On March 11, the American Rescue Plan Act of 2021 (ARPA) created the $28.6 billion Restaurant Revitalization Fund (RRF) to provide grants to restaurants sustaining financial losses due to the COVID-19 pandemic.  Under this program, an entity that owns a place of business where the public or patrons assemble for the primary purpose of being served food or drink can receive a tax-free federal grant equal to the amount of its pandemic-related revenue loss.  Applicants can apply for a minimum grant amount of $1,000, and a maximum grant amount of $5 million per location and $10 million total for an eligible entity.  The U.S. Small Business Administration (SBA) is administering the program and will be issuing the necessary federal rules, regulations, and applications before grant funds are distributed.  Currently, the program is expected to launch in late April.

As part of its efforts to finalize and unveil program, the SBA has released a draft application form, together with a letter to the Office of Management and Budget asking for emergency review of the materials.  While the application is merely in draft form, it is believed that the finalized application will largely reflect the information included in the current document.  Thus, the draft application helps shed some light on the specifics of the program and what information business owners should have available when applying for the RRF grants.

For instance, the draft application shows that the SBA plans to maximize the covered period under which businesses can spend grant proceeds.  The ARPA identifies a covered period of February 15, 2020 to December 31, 2021, however it also gives the SBA the ability to expand the covered period to no later than two years after the legislation was passed.  The current draft application indicates that the SBA intends to maximize the covered period so that businesses can spend grant proceeds through March 11, 2023.

Further, the draft application provides additional details on the group of applicants given priority under the program.  During the first 21 days of the program, the ARPA gives priority to applications for businesses owned by women, veterans, and/or socially and economically disadvantaged individuals.  Pursuant to the draft application, the applicant must be at least 51% owned and controlled by individuals who are women, veterans, and/or socially and economically disadvantaged individuals in order to receive priority treatment.

Additionally, businesses must not be permanently closed to qualify for the program.  Businesses that have declared bankruptcy but have an approved reorganization plan are still eligible to receive RRF grants.  However, if a business has declared bankruptcy but does not have a plan for reorganization, or has filed for a liquidation, the business will not be eligible for the program.

The draft application also details the documentation required to be submitted when applying for a RRF grant.  All applications must include:

  1. a completed application form;
  2. a completed IRS Form 4506-T; and
  3. documentation demonstrating gross receipts, such as business tax returns, IRS Forms 1040 Schedule C and Schedule F, bank statements, externally or internally prepared financial statements, and point of sale reports. Paycheck Protection Program (PPP) proceeds are removed from gross income for purposes of calculating gross receipts in the application.

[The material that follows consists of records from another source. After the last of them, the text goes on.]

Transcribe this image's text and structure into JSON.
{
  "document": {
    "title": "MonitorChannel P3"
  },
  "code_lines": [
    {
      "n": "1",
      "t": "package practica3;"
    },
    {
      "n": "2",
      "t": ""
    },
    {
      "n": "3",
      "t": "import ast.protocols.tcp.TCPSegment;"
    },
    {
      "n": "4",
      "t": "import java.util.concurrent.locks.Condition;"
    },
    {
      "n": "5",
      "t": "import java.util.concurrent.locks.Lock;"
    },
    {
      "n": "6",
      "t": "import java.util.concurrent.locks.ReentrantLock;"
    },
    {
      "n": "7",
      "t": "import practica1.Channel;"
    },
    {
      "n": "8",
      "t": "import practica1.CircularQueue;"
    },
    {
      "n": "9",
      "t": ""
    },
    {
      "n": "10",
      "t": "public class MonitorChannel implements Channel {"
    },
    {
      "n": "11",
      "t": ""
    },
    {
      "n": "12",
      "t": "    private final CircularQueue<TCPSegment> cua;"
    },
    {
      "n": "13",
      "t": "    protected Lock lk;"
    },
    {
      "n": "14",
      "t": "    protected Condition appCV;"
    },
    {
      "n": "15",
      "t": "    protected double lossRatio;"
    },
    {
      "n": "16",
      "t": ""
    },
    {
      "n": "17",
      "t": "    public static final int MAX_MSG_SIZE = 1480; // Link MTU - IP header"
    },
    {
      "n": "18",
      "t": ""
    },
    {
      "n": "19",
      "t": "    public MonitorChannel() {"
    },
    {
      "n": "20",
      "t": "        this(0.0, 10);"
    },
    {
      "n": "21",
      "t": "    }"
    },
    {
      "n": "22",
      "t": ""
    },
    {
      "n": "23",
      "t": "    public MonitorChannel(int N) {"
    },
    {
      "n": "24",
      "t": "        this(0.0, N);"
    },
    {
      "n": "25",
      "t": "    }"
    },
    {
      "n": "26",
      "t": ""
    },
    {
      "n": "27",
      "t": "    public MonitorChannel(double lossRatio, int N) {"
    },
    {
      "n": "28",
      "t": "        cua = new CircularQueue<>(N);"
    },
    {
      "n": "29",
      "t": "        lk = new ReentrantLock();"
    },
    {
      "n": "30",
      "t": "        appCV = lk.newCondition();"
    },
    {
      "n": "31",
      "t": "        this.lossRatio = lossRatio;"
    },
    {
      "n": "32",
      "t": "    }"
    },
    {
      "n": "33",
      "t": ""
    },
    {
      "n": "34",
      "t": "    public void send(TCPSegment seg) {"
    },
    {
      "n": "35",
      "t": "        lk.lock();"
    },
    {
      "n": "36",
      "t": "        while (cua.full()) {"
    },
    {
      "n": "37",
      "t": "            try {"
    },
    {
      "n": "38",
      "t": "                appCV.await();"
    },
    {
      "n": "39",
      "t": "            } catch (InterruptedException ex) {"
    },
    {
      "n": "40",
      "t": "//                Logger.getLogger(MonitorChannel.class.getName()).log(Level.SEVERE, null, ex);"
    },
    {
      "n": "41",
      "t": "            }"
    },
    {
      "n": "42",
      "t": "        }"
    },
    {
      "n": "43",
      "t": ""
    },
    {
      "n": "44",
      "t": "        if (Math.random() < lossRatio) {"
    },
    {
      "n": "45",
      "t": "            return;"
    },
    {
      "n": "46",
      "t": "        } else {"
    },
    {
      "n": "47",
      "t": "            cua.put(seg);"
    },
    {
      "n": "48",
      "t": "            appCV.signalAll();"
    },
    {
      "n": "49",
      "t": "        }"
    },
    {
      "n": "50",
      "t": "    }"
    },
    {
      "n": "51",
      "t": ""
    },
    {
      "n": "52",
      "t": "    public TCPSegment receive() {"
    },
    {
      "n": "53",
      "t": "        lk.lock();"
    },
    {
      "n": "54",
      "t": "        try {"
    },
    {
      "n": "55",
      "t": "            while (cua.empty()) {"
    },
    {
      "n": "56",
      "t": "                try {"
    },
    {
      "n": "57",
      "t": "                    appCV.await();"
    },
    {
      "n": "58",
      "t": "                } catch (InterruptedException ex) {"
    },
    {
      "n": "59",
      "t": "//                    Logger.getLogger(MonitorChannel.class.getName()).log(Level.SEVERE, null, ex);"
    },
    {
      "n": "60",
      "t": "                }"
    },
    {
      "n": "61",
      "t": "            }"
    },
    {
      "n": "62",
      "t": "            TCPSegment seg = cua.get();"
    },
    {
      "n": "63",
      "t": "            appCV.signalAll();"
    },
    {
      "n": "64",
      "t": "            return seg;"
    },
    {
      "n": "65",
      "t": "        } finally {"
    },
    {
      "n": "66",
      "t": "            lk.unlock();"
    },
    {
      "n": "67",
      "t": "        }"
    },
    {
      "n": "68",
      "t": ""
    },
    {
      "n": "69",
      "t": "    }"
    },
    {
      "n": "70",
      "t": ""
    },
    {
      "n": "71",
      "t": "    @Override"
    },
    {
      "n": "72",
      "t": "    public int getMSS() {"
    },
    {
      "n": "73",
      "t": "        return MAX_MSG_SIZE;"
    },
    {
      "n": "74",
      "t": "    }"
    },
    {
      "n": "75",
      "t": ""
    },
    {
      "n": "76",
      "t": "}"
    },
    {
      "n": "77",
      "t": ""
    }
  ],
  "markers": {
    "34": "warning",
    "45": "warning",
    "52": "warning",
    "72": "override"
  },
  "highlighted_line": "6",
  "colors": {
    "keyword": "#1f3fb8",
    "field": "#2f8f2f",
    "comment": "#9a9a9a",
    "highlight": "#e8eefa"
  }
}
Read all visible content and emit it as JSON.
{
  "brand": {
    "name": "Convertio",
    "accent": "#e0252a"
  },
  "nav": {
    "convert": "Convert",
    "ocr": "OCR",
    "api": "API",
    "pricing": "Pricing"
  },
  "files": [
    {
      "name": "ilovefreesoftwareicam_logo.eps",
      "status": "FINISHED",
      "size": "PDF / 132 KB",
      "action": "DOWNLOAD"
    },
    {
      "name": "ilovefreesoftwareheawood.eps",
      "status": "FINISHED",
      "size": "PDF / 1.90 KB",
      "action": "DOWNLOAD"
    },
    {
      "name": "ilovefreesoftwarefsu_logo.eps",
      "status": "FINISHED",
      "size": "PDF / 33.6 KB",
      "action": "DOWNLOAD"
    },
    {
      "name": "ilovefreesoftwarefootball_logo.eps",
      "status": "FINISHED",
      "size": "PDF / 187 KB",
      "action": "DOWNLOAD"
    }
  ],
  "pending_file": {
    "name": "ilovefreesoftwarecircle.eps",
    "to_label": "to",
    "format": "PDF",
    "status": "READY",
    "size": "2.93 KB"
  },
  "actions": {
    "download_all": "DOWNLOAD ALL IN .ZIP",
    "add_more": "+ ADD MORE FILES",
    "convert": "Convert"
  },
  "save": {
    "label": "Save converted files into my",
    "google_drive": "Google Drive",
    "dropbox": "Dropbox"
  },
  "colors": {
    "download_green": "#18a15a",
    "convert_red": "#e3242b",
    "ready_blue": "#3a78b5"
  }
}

Additionally, applicants from businesses defined as brewpubs, tasting rooms, taprooms, breweries, wineries, distilleries, bakeries, and inns must supply additional documentation evidencing onsite sales to the public comprise at least 33% of gross receipts.  In total, the application is expected to take about 45 minutes to complete.

Further guidance by the SBA is expected as the program nears its launch date Though  the application is not “live,” applicants would do well to gather the required information in advance so they have everything ready when the program does go live, especially since the $28.6 billion ear-marked for the program is not expected to last long. In the meantime, the draft application is available for review and can be found at

Kyle Graham is an attorney at the Cleveland, OH-based law firm McCarthy, Lebit, Crystal & Liffman Co., LPA.